- [What this task involves]:
Pull every line that holds the word "อรสา" from the entries.

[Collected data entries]
^^^^
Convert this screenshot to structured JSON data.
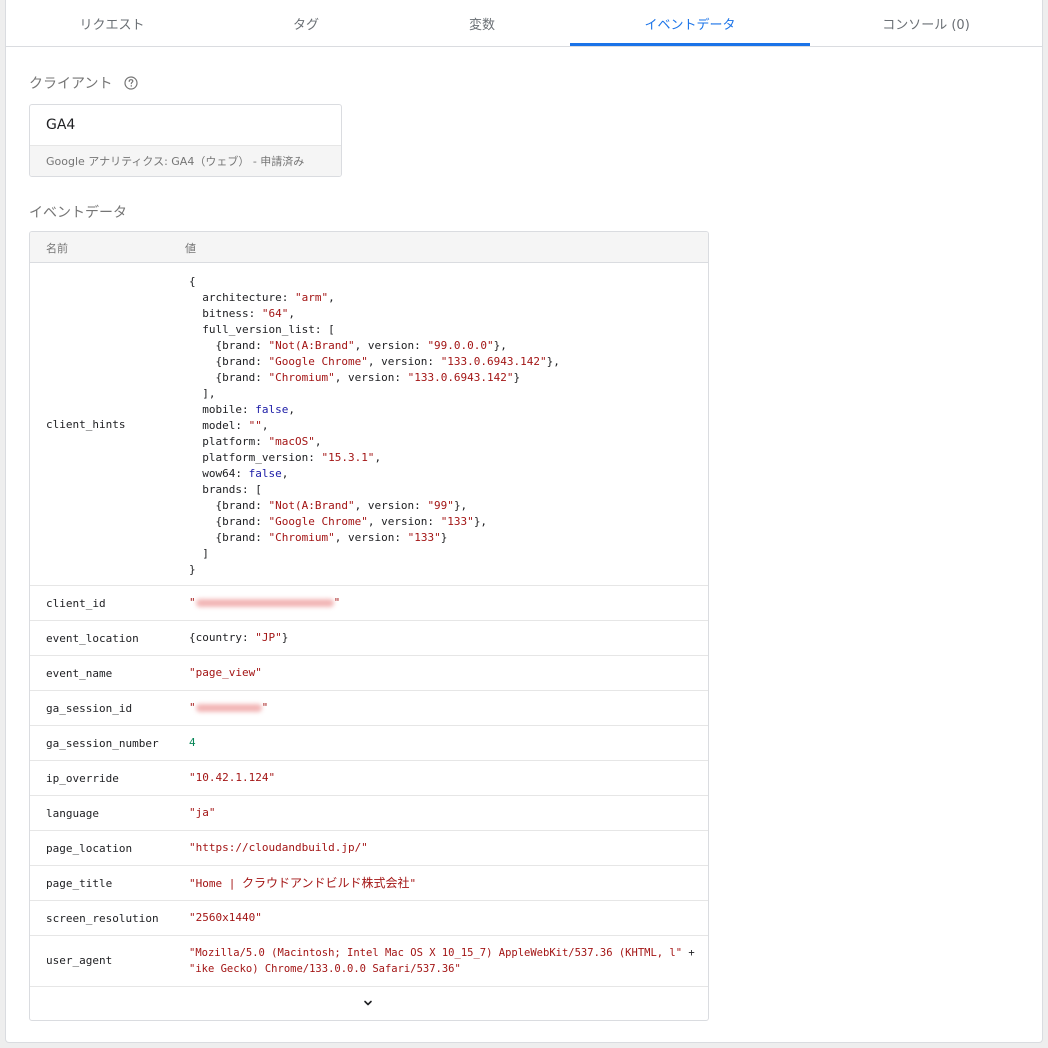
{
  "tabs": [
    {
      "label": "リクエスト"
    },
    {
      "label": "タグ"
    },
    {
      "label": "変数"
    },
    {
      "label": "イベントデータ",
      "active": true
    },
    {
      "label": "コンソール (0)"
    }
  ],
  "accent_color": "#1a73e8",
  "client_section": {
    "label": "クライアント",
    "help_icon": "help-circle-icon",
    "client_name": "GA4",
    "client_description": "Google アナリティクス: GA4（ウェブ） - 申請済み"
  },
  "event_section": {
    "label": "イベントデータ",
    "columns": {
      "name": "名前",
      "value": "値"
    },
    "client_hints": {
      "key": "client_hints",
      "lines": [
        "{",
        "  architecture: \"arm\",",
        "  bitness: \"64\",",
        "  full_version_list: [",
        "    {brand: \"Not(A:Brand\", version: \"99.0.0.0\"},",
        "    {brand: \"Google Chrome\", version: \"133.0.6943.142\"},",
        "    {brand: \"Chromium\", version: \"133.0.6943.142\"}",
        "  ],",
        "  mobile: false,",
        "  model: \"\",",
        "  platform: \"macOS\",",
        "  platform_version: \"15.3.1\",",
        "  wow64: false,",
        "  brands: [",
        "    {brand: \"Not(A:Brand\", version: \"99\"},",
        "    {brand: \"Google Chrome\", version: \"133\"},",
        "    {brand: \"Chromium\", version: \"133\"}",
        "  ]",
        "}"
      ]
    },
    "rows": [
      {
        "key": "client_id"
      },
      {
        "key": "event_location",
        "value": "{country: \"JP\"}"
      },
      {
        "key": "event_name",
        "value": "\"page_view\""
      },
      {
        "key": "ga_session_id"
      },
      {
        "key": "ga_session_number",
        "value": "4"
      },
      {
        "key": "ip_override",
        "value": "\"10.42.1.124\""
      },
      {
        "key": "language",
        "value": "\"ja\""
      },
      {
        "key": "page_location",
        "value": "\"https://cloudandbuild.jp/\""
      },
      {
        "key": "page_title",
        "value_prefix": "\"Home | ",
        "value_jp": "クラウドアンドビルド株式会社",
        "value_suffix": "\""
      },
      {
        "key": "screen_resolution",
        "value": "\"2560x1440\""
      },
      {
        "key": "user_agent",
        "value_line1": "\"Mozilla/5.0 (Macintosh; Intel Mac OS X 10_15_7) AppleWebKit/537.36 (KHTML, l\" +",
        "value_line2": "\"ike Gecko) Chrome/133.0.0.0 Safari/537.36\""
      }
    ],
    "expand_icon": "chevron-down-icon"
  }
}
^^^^
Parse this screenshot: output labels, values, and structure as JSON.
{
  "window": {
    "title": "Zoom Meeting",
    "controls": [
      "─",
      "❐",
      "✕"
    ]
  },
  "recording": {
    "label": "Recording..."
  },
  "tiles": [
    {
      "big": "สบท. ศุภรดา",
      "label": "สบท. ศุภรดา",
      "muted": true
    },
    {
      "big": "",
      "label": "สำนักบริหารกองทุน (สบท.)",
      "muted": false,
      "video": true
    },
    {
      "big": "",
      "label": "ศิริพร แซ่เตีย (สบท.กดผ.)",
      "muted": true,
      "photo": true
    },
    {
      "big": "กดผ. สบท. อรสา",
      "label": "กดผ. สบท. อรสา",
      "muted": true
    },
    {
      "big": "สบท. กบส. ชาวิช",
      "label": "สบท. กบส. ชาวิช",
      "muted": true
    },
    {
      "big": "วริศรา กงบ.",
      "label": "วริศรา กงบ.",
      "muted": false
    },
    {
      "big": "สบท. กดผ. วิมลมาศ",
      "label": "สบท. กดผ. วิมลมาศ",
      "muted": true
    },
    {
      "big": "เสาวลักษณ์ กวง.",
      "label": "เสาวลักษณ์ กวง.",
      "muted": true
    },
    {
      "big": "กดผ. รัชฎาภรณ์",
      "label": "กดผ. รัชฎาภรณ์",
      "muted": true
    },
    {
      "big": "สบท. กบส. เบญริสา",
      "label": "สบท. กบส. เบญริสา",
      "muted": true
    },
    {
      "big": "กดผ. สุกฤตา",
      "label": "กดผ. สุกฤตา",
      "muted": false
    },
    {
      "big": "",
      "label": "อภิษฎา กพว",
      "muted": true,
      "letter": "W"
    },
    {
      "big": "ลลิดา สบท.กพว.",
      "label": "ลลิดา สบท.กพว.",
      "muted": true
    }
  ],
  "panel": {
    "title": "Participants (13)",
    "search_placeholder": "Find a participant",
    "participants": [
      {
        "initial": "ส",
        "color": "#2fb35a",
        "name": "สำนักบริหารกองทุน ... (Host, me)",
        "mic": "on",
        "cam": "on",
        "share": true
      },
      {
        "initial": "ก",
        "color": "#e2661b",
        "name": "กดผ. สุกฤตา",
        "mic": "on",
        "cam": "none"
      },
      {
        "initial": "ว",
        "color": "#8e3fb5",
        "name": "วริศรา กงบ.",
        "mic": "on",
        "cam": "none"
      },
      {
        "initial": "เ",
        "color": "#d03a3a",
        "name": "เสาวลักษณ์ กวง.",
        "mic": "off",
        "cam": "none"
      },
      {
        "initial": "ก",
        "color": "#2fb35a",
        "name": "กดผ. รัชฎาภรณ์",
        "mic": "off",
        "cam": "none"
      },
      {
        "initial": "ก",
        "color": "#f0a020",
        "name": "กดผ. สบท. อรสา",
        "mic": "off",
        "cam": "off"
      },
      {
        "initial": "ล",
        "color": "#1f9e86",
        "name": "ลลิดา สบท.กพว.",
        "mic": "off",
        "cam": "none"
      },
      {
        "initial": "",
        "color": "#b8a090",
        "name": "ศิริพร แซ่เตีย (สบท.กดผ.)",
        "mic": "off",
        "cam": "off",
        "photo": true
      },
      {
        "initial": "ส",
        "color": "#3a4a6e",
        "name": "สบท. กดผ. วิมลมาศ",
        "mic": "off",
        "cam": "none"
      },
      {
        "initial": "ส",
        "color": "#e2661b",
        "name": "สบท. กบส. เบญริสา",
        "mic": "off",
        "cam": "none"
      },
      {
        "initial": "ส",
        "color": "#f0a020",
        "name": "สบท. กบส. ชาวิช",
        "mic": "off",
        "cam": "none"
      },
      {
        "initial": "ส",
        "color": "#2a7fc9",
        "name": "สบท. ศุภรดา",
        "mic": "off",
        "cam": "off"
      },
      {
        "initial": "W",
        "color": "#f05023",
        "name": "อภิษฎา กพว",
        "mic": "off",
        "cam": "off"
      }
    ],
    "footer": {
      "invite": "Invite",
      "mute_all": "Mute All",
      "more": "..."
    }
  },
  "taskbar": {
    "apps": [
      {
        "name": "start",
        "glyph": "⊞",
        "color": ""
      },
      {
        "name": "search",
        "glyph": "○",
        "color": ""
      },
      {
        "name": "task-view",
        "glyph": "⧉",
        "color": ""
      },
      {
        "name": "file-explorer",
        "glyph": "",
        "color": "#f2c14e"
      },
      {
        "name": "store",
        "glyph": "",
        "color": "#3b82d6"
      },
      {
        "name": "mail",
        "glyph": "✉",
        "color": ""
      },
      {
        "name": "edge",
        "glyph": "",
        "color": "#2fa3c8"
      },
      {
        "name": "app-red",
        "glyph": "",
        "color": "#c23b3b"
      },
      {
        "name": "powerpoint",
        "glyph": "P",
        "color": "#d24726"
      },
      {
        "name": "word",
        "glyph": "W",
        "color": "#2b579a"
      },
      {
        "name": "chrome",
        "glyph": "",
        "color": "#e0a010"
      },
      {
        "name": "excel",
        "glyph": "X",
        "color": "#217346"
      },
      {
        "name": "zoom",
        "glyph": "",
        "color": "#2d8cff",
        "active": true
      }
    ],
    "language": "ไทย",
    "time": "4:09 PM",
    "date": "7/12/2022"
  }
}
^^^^
- [Task result]:
      "big": "กดผ. สบท. อรสา",
      "label": "กดผ. สบท. อรสา",
        "name": "กดผ. สบท. อรสา",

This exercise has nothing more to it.